Whenever a legend passed away, there is always a story to be written– Alastair Borthwick was born in Scotland in 1913 just before the First World War, his parents moved to Glasgow thereafter where he joined the community high school which is the only form of education he ever had and while there he joined a subdivision of the Scotland army where he lent the basic defence skills. He later left school to join the local newspaper where his carrier as a writer starter. Alastair Borthwick wrote most of the content of the newspaper including the interactive fun puzzles. Adventure driven led him to surrounding areas in and around Glasgow port and isolated hills and mountains during his writing carrier with much of his early work and writing as a newspaper columnist, as a result, one of the most important past time sport of rock climbing was discovered.
During his adventures, in remote areas of Scotland, most of his open-air column was written. These write-ups were later published just before the beginning of the Second World War. Documenting the story of his time at Glasgow
When the war came he had to drop all his writing ambitions and join the army and served in many countries during the war including North Africa.
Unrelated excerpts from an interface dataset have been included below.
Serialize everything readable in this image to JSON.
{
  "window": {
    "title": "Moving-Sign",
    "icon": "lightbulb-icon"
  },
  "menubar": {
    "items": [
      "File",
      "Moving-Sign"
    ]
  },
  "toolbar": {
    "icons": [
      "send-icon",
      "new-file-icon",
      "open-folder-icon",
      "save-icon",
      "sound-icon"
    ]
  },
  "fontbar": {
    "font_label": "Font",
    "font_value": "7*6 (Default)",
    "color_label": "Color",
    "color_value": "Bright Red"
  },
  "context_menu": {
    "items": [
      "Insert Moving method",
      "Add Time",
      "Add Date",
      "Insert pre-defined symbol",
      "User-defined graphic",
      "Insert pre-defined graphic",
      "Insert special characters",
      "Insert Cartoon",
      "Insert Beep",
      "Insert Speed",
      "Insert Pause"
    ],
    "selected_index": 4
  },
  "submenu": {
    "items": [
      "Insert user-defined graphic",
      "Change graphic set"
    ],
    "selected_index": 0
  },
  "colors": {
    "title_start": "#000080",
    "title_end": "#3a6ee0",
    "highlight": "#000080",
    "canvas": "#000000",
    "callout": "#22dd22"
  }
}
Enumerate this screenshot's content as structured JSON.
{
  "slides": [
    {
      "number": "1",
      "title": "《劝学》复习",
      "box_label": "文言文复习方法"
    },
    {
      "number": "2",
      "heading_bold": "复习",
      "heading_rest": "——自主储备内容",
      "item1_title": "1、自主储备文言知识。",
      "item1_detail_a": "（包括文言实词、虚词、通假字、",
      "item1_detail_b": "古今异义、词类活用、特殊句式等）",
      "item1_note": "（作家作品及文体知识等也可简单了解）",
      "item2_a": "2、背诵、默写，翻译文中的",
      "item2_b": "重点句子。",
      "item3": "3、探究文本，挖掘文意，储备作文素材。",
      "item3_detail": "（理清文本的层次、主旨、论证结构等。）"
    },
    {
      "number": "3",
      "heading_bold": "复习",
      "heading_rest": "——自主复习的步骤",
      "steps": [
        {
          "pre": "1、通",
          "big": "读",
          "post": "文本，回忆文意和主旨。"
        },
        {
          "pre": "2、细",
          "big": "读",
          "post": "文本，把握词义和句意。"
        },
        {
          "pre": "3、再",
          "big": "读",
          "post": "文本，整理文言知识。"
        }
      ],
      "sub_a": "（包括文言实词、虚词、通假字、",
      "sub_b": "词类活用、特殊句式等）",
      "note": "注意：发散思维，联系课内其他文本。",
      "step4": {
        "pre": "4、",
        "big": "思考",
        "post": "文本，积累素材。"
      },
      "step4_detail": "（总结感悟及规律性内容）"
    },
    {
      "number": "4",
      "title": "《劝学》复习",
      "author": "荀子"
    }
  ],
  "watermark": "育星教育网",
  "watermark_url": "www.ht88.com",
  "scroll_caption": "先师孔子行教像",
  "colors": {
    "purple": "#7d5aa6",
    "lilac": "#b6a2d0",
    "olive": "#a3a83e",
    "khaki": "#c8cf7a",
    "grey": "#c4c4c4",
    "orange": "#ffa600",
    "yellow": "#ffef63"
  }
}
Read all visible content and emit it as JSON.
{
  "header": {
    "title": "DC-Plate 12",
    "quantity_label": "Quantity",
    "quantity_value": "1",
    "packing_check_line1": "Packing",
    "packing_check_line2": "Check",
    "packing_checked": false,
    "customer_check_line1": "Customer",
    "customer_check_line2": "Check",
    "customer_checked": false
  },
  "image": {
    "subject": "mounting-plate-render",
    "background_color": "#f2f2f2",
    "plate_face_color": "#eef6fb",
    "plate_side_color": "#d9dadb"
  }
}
His most astonishing accomplishments were when he single handily led his battalion behind enemy line in the dark without any map.
Alastair Borthwick was then asked to write a book about their encounter during the war by his commander, which he did and later published, this publication was his second book. Thought he got married when he was in the military, he and his wife moved to a countryside cottage after the war and this was when they had his first and only son.
Alastair Borthwick was later offered a job in the media industry where he continued as a radio broadcaster and a television presenter until his death.
Like they say “not all heroes are a legend but all legends are heroes” for his books, writing and his service to a great nation will always be remembered.